Problem details: Every line of the records below that has the word "title" should be copied.

Extracted records:
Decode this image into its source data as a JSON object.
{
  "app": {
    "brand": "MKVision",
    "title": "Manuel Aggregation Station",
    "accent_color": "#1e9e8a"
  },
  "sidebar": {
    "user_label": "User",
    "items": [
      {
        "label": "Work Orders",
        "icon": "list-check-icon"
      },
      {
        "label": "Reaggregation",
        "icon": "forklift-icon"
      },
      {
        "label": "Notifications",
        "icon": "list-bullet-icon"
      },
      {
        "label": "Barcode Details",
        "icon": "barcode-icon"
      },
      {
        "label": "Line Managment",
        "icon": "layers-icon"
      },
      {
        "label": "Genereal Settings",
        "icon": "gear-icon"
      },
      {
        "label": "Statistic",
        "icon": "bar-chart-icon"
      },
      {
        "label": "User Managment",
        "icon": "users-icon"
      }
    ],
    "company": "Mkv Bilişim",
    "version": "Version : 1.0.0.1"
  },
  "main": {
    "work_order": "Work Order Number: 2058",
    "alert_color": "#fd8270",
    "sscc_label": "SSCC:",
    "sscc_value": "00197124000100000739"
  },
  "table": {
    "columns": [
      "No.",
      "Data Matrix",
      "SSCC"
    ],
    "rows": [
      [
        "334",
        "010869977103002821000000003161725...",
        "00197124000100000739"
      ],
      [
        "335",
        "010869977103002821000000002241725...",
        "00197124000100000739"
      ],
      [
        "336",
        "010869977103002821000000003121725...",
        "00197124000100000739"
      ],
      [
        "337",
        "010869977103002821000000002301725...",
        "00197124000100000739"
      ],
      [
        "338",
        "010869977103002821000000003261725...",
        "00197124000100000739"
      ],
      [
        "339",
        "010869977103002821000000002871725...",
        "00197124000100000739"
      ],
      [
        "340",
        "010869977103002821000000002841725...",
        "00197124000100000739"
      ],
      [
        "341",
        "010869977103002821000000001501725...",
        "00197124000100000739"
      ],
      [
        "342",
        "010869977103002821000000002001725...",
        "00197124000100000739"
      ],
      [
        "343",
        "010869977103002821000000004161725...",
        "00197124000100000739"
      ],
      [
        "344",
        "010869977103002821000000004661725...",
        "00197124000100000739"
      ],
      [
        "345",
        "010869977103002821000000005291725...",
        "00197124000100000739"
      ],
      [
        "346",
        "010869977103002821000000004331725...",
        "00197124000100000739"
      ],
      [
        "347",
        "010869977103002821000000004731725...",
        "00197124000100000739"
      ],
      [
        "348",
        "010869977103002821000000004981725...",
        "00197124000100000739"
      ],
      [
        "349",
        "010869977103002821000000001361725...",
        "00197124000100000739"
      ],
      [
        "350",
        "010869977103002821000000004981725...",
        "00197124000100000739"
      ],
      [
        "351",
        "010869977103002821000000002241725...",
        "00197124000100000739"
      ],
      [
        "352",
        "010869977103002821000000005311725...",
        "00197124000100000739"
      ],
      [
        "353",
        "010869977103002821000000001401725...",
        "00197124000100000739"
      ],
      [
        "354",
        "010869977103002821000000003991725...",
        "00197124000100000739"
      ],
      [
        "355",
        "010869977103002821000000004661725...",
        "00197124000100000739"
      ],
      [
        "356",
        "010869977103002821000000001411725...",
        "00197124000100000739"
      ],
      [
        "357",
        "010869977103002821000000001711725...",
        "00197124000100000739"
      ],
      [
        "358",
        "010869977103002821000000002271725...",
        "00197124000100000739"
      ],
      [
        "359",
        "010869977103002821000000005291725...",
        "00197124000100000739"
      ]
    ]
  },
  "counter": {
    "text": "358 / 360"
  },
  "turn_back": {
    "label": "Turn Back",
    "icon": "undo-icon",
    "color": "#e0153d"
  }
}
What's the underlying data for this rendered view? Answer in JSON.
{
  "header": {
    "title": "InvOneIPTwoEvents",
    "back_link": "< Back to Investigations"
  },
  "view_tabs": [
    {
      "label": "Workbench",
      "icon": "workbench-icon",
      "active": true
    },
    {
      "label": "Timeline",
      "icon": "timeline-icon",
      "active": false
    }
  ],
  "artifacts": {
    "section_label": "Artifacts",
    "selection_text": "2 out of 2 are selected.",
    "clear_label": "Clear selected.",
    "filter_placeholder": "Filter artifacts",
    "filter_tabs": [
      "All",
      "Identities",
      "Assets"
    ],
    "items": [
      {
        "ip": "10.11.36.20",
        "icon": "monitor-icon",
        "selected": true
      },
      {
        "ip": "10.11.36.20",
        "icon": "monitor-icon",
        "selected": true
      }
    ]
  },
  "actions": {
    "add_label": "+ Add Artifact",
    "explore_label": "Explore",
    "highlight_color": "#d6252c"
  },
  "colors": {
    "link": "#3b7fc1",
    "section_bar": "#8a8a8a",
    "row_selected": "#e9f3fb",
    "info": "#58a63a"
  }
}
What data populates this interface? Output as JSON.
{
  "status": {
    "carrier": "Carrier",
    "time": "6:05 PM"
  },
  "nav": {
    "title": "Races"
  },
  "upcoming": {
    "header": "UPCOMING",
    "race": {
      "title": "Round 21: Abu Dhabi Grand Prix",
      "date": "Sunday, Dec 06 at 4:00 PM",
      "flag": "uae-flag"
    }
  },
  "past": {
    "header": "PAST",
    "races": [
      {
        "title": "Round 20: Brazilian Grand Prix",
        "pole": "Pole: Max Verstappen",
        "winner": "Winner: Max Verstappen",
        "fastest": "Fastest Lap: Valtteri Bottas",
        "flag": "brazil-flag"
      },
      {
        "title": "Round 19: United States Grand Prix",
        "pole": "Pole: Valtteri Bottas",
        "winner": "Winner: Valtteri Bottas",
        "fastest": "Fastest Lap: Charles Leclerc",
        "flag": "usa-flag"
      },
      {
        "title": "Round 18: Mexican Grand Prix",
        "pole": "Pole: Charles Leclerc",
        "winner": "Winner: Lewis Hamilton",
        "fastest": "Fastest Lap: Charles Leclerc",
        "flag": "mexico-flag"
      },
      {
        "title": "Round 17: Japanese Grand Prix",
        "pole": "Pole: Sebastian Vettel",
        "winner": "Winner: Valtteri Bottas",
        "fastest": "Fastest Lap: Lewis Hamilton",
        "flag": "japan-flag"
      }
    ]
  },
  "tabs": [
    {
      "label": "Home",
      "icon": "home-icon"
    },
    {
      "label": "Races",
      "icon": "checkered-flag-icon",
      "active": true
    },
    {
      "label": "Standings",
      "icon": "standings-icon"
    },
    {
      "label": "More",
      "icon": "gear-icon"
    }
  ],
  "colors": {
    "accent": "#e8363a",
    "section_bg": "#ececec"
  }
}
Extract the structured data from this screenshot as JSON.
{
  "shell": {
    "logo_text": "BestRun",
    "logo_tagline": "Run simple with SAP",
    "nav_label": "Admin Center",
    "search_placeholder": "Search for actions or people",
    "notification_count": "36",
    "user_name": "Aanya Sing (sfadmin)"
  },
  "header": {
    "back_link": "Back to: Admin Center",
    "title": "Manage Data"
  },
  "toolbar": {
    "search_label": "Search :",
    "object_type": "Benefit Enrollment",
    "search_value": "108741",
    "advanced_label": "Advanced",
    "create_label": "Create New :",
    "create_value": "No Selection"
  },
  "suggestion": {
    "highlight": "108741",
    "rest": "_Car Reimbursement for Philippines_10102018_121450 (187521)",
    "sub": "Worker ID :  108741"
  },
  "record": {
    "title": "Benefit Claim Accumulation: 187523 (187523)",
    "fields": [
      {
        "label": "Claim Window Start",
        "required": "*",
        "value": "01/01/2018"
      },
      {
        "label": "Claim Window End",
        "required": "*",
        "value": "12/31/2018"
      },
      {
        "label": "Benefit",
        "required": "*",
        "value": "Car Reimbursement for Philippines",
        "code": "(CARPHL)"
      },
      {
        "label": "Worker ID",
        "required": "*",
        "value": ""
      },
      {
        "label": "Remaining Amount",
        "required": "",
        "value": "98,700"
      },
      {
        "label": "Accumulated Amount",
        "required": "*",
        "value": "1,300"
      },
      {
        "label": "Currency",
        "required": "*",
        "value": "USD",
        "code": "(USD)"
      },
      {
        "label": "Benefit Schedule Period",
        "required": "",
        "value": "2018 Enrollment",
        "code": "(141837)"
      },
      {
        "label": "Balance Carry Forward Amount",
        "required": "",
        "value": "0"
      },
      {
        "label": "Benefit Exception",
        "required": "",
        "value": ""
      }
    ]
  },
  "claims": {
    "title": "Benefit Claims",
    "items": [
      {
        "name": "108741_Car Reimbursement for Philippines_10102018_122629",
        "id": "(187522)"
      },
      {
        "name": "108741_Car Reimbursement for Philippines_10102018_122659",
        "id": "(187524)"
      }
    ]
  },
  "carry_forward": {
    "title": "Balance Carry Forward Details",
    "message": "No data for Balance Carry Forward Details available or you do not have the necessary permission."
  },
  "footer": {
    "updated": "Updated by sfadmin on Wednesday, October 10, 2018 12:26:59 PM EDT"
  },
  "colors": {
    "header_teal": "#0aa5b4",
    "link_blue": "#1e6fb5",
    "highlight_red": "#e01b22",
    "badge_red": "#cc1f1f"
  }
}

Reply:
    "title": "Manuel Aggregation Station",
    "title": "InvOneIPTwoEvents",
    "title": "Races"
      "title": "Round 21: Abu Dhabi Grand Prix",
        "title": "Round 20: Brazilian Grand Prix",
        "title": "Round 19: United States Grand Prix",
        "title": "Round 18: Mexican Grand Prix",
        "title": "Round 17: Japanese Grand Prix",
    "title": "Manage Data"
    "title": "Benefit Claim Accumulation: 187523 (187523)",
    "title": "Benefit Claims",
    "title": "Balance Carry Forward Details",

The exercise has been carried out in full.